Check every line of the data for the string "value" and copy the ones that have it.

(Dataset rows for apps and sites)
:::

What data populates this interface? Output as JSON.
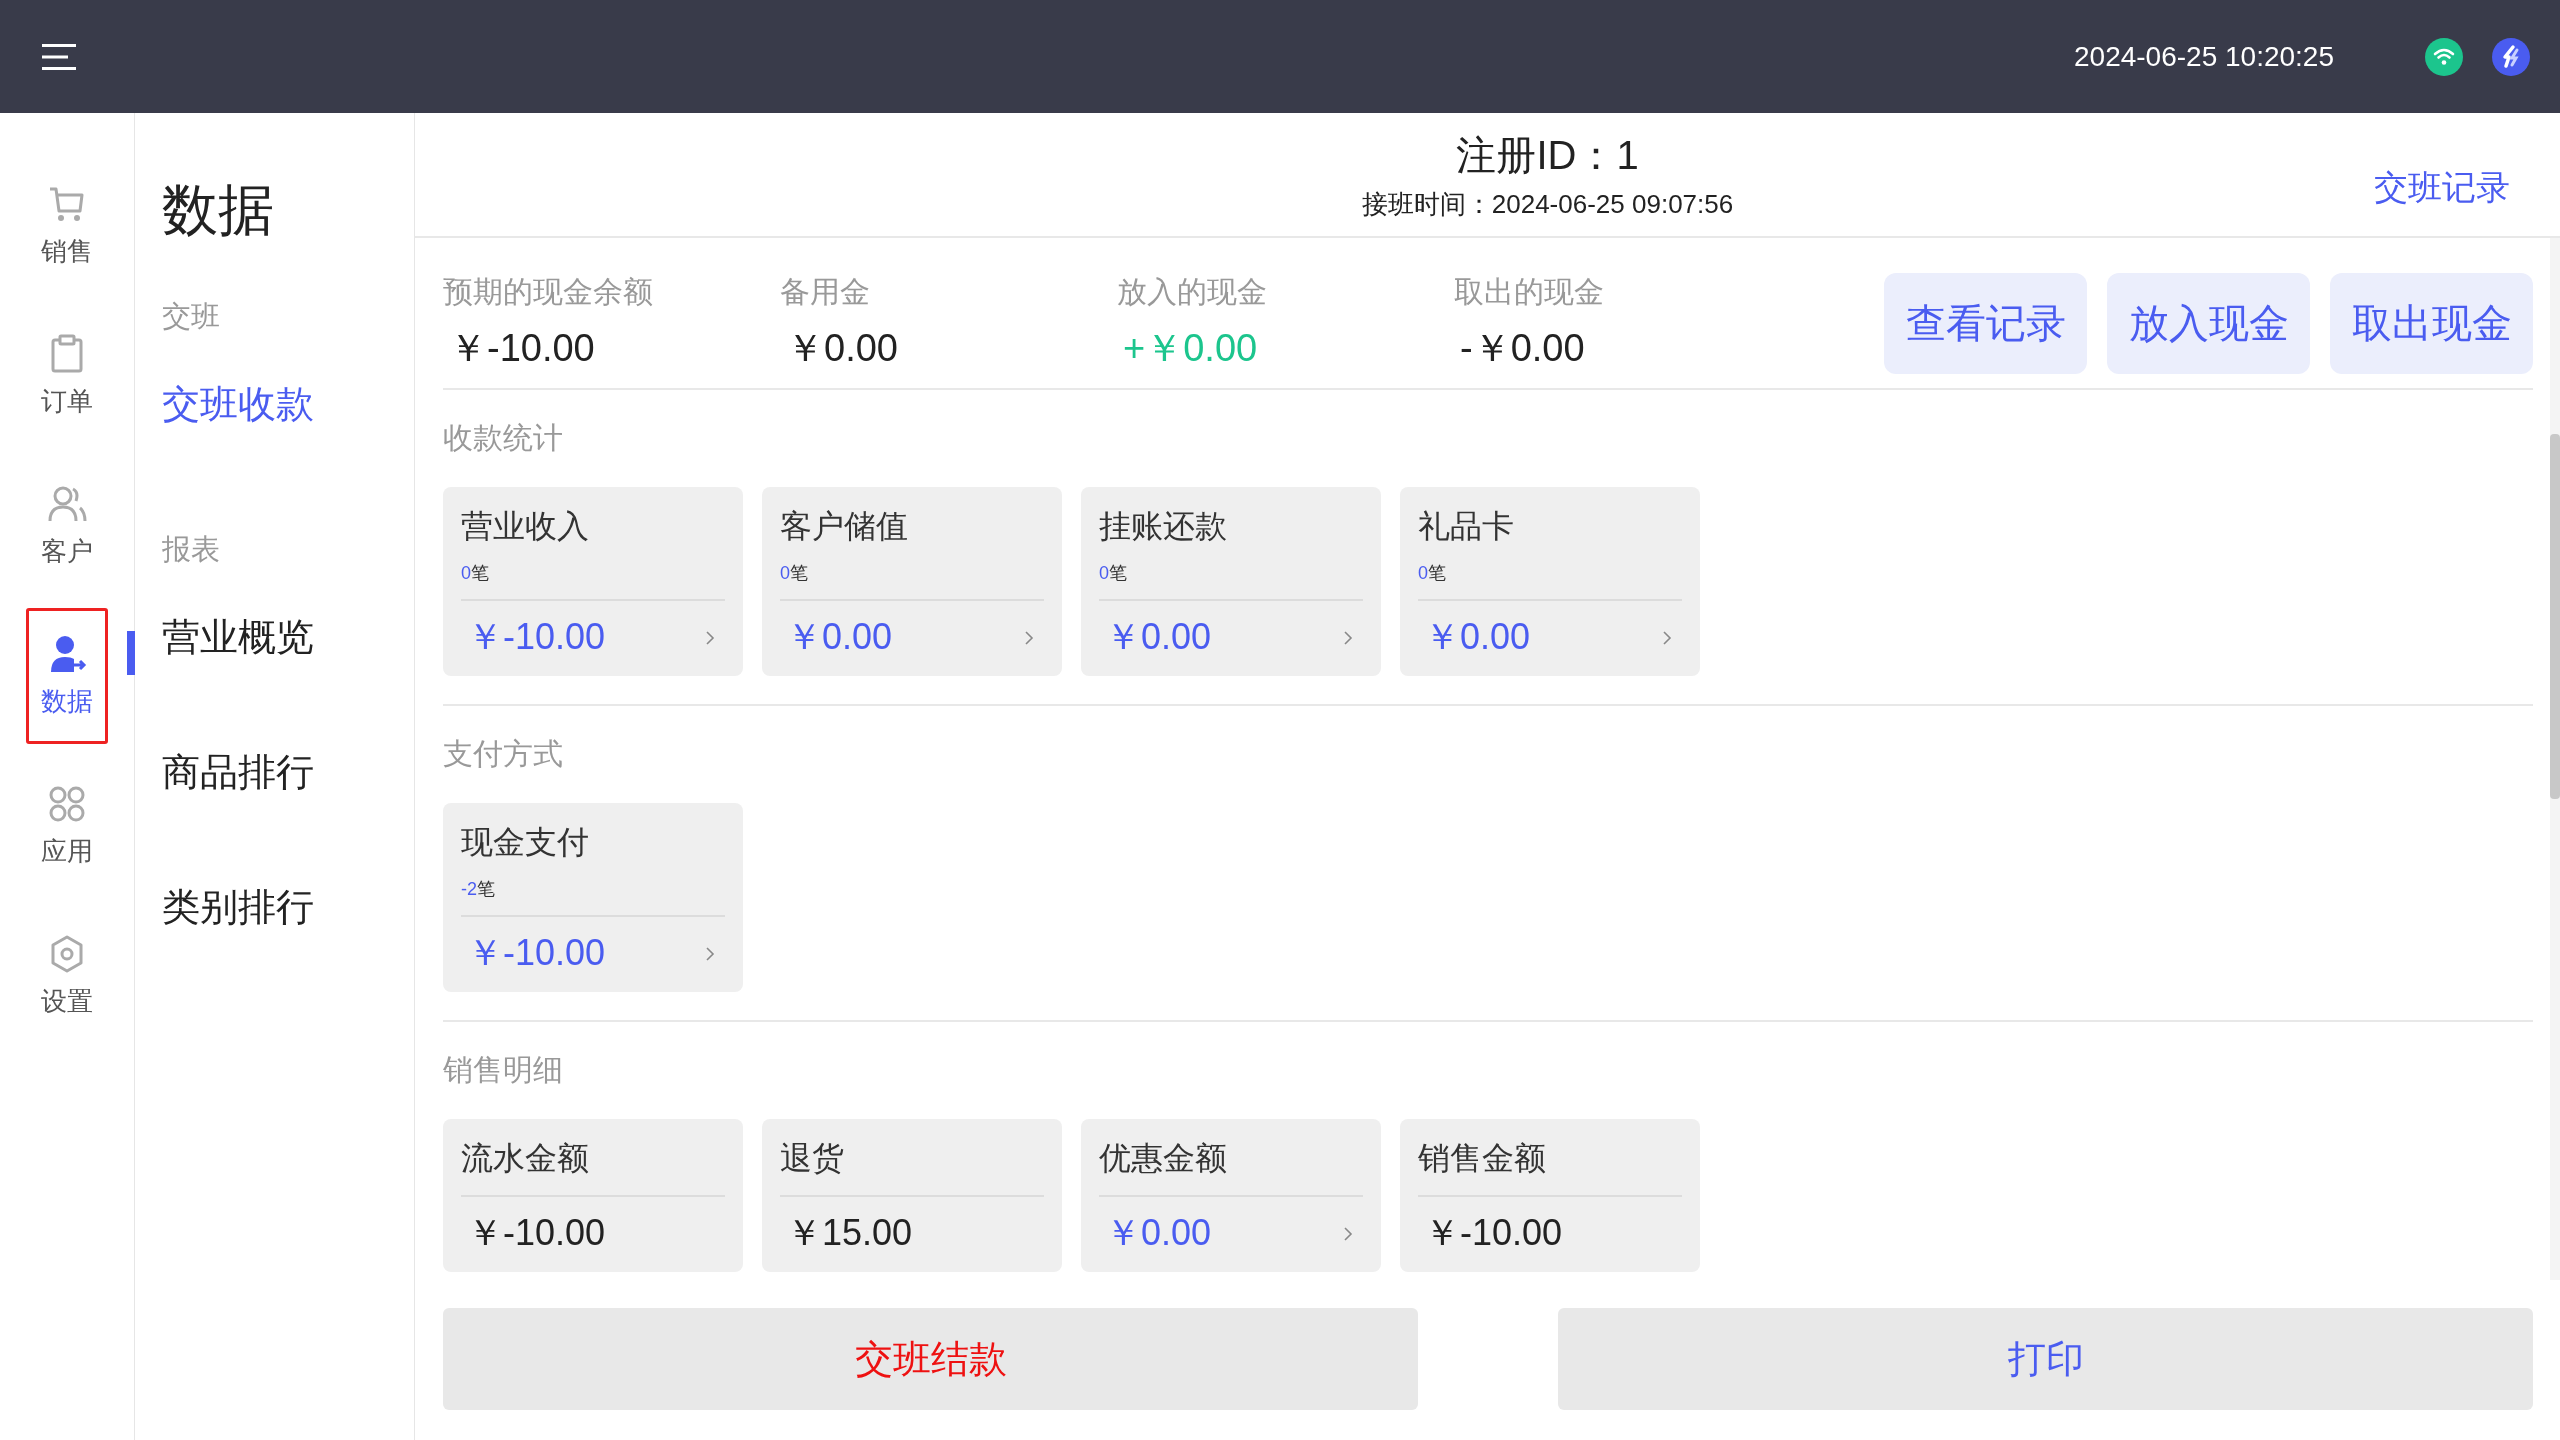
{
  "top_bar": {
    "datetime": "2024-06-25 10:20:25"
  },
  "nav_rail": {
    "items": [
      {
        "label": "销售",
        "selected": false
      },
      {
        "label": "订单",
        "selected": false
      },
      {
        "label": "客户",
        "selected": false
      },
      {
        "label": "数据",
        "selected": true
      },
      {
        "label": "应用",
        "selected": false
      },
      {
        "label": "设置",
        "selected": false
      }
    ]
  },
  "submenu": {
    "title": "数据",
    "groups": [
      {
        "label": "交班",
        "items": [
          {
            "label": "交班收款",
            "selected": true
          }
        ]
      },
      {
        "label": "报表",
        "items": [
          {
            "label": "营业概览",
            "selected": false
          },
          {
            "label": "商品排行",
            "selected": false
          },
          {
            "label": "类别排行",
            "selected": false
          }
        ]
      }
    ]
  },
  "header": {
    "register": "注册ID：1",
    "shift_time": "接班时间：2024-06-25 09:07:56",
    "history_link": "交班记录"
  },
  "cash_summary": [
    {
      "label": "预期的现金余额",
      "value": "￥-10.00",
      "kind": "plain"
    },
    {
      "label": "备用金",
      "value": "￥0.00",
      "kind": "plain"
    },
    {
      "label": "放入的现金",
      "value": "+￥0.00",
      "kind": "positive"
    },
    {
      "label": "取出的现金",
      "value": "-￥0.00",
      "kind": "plain"
    }
  ],
  "cash_buttons": [
    "查看记录",
    "放入现金",
    "取出现金"
  ],
  "sections": [
    {
      "title": "收款统计",
      "cards": [
        {
          "title": "营业收入",
          "count": "0",
          "unit": "笔",
          "amount": "￥-10.00",
          "linked": true
        },
        {
          "title": "客户储值",
          "count": "0",
          "unit": "笔",
          "amount": "￥0.00",
          "linked": true
        },
        {
          "title": "挂账还款",
          "count": "0",
          "unit": "笔",
          "amount": "￥0.00",
          "linked": true
        },
        {
          "title": "礼品卡",
          "count": "0",
          "unit": "笔",
          "amount": "￥0.00",
          "linked": true
        }
      ]
    },
    {
      "title": "支付方式",
      "cards": [
        {
          "title": "现金支付",
          "count": "-2",
          "unit": "笔",
          "amount": "￥-10.00",
          "linked": true
        }
      ]
    },
    {
      "title": "销售明细",
      "cards": [
        {
          "title": "流水金额",
          "amount": "￥-10.00",
          "linked": false
        },
        {
          "title": "退货",
          "amount": "￥15.00",
          "linked": false
        },
        {
          "title": "优惠金额",
          "amount": "￥0.00",
          "linked": true
        },
        {
          "title": "销售金额",
          "amount": "￥-10.00",
          "linked": false
        }
      ]
    }
  ],
  "footer_buttons": [
    {
      "label": "交班结款",
      "kind": "danger"
    },
    {
      "label": "打印",
      "kind": "primary"
    }
  ]
}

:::

• **Answer to this task**:
      "value": "￥-10.00",
      "value": "￥0.00",
      "value": "+￥0.00",
      "value": "-￥0.00",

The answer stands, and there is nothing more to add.